DATA RECORDS below:
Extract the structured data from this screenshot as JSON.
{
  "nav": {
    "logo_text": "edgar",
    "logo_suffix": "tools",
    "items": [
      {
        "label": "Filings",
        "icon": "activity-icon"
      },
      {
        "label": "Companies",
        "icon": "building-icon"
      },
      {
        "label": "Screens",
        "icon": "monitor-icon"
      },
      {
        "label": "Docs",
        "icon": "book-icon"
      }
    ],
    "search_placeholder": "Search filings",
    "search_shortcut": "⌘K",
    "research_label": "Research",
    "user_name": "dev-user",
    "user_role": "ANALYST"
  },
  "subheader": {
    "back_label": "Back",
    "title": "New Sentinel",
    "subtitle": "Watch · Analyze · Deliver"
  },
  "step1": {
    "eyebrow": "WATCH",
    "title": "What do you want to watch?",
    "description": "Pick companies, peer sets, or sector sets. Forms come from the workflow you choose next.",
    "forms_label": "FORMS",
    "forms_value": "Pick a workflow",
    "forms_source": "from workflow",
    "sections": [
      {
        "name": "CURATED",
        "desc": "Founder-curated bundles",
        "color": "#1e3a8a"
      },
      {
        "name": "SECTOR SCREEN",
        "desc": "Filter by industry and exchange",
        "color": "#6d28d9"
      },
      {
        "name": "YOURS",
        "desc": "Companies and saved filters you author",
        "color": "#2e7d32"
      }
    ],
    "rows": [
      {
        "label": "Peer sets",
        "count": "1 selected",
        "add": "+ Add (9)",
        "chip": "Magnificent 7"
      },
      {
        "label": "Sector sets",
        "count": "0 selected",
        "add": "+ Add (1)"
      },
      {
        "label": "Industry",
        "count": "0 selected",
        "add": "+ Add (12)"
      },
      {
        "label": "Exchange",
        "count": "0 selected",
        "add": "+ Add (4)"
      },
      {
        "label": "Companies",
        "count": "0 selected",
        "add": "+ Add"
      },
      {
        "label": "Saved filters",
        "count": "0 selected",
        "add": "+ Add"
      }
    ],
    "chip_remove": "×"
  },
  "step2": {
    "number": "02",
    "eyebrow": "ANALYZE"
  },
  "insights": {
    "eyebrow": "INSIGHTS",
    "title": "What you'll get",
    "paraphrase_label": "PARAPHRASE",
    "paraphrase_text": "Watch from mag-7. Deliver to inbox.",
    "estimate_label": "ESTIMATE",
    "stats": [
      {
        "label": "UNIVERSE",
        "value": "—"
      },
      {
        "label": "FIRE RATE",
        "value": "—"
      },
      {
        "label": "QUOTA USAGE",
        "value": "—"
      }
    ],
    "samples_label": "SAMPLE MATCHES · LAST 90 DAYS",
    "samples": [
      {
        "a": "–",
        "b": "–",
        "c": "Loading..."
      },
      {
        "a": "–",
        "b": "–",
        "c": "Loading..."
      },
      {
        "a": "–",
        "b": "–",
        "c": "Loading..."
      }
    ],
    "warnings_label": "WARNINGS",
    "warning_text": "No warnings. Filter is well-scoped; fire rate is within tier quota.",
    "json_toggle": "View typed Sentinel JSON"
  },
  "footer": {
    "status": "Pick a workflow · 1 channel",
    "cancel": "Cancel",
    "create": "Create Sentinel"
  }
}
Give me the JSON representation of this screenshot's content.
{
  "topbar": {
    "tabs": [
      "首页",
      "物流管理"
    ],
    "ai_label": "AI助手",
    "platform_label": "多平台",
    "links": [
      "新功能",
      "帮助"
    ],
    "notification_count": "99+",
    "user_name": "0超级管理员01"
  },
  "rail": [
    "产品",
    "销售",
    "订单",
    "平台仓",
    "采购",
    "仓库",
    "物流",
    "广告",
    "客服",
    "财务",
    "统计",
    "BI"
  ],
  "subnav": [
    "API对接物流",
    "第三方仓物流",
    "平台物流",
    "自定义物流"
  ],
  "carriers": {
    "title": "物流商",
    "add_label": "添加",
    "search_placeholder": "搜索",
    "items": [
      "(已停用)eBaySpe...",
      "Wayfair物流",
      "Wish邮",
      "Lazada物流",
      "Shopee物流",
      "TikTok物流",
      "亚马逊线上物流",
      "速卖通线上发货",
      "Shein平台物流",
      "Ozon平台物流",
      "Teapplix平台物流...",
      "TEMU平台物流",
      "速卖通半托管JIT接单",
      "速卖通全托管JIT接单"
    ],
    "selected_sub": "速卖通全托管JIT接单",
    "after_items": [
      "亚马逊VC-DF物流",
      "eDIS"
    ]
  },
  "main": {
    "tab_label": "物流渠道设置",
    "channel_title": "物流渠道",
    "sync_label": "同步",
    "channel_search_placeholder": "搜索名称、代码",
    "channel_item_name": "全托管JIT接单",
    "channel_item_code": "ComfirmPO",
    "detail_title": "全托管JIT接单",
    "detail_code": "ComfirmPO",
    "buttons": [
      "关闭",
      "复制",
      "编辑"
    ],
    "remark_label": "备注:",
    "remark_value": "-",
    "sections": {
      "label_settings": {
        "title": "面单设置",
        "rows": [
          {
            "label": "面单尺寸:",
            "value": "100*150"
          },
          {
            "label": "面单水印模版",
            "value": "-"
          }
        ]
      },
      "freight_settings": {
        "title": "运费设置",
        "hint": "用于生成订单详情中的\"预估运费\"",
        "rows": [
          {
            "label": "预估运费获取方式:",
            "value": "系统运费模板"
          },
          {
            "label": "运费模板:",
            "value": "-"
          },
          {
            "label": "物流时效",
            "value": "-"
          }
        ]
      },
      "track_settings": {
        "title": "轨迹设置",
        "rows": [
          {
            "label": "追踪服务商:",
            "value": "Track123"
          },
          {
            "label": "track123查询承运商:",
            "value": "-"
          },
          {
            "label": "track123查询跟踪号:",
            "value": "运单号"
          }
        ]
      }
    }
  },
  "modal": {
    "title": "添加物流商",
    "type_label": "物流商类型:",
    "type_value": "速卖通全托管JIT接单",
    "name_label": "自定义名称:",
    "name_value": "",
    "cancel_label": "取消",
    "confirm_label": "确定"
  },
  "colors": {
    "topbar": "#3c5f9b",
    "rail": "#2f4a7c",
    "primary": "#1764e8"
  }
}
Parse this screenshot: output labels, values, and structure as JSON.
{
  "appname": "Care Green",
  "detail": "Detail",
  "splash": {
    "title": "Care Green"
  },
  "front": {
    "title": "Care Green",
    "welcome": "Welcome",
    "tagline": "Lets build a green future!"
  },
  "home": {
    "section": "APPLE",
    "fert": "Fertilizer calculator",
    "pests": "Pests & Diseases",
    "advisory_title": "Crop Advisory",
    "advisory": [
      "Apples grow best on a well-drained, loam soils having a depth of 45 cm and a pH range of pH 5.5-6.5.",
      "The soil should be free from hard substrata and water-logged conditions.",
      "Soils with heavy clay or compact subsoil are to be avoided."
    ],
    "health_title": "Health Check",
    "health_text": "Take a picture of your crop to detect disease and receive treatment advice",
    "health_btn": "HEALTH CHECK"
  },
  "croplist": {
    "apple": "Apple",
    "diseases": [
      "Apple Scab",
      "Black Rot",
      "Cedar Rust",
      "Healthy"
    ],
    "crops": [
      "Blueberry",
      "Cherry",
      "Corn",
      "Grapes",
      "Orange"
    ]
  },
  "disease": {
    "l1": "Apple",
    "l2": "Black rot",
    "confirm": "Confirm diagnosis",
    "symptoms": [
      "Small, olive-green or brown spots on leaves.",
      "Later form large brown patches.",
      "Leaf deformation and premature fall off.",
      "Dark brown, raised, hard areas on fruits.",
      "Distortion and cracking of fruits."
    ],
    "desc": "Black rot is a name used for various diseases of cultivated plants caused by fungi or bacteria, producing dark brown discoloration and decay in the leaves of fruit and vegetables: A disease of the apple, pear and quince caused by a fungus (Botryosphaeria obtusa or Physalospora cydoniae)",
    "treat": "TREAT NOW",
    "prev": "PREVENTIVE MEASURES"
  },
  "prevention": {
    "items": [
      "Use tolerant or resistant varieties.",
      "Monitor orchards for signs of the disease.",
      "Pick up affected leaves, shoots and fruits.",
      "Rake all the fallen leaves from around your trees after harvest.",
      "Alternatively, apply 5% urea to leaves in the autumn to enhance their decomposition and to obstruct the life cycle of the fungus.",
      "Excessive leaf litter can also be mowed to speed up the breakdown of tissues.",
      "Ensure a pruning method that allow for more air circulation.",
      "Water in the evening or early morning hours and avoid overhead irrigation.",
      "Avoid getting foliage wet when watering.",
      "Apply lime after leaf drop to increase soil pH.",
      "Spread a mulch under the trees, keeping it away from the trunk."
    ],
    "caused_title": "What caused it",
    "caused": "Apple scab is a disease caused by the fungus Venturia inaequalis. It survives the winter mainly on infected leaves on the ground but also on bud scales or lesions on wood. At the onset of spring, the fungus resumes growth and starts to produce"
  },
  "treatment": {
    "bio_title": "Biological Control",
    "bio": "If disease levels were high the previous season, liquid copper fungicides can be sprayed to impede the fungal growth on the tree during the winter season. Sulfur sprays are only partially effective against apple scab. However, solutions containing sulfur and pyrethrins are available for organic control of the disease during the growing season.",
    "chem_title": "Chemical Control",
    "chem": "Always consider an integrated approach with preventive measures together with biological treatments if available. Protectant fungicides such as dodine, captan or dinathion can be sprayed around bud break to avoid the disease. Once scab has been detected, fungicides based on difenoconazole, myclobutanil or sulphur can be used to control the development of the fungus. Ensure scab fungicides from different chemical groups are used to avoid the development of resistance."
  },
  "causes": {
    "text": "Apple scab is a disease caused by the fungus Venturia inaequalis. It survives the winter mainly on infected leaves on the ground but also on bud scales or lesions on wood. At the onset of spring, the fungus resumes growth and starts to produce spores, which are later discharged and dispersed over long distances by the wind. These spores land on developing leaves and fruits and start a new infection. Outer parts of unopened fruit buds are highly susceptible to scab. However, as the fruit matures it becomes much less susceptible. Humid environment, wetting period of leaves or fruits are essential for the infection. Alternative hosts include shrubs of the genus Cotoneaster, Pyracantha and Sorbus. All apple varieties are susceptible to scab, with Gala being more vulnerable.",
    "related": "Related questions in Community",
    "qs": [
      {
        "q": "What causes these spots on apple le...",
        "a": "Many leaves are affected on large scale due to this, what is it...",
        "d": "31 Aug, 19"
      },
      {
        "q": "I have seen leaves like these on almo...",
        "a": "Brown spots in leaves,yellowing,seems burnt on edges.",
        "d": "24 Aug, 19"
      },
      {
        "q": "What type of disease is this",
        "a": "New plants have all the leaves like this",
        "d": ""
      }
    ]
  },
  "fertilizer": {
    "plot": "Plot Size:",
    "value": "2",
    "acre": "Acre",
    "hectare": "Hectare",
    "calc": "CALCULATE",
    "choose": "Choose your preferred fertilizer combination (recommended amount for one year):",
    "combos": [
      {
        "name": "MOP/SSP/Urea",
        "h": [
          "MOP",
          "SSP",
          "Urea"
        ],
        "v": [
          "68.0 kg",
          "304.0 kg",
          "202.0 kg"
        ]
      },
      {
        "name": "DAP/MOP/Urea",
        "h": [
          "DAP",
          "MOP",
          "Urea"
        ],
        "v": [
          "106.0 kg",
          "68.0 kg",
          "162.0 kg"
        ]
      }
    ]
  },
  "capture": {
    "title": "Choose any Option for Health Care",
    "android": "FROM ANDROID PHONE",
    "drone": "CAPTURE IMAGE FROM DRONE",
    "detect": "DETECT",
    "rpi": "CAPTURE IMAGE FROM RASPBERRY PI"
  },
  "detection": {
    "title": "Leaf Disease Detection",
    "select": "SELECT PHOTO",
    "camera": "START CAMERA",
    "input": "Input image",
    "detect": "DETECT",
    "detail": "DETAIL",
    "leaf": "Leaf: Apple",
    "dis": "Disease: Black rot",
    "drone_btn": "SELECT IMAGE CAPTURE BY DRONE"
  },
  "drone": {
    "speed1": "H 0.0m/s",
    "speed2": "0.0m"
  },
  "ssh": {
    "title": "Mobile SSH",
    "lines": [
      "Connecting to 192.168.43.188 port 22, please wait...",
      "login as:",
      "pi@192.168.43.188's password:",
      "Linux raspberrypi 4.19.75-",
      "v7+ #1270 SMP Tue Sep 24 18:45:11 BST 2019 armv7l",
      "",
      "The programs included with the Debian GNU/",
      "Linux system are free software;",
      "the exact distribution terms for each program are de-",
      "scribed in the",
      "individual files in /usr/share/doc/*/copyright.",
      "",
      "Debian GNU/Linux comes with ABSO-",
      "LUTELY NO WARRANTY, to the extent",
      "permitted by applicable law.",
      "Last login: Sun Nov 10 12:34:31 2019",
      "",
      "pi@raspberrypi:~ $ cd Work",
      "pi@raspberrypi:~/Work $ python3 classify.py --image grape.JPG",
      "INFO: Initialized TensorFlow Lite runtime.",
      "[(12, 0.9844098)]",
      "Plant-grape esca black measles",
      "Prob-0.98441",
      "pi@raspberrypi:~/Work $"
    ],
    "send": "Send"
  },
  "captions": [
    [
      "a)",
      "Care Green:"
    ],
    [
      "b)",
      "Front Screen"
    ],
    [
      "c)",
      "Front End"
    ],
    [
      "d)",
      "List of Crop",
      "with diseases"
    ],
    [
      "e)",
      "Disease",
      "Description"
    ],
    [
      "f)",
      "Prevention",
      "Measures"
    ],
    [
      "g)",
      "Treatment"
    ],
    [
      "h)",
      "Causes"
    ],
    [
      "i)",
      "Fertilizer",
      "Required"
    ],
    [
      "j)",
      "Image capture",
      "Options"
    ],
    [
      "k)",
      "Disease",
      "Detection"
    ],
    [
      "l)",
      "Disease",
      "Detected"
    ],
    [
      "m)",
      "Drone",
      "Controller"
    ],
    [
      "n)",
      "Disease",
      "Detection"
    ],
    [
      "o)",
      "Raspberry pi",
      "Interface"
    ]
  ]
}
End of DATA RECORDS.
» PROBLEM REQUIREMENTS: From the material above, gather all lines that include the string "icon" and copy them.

» RESULT FOR THIS EXERCISE:
        "icon": "activity-icon"
        "icon": "building-icon"
        "icon": "monitor-icon"
        "icon": "book-icon"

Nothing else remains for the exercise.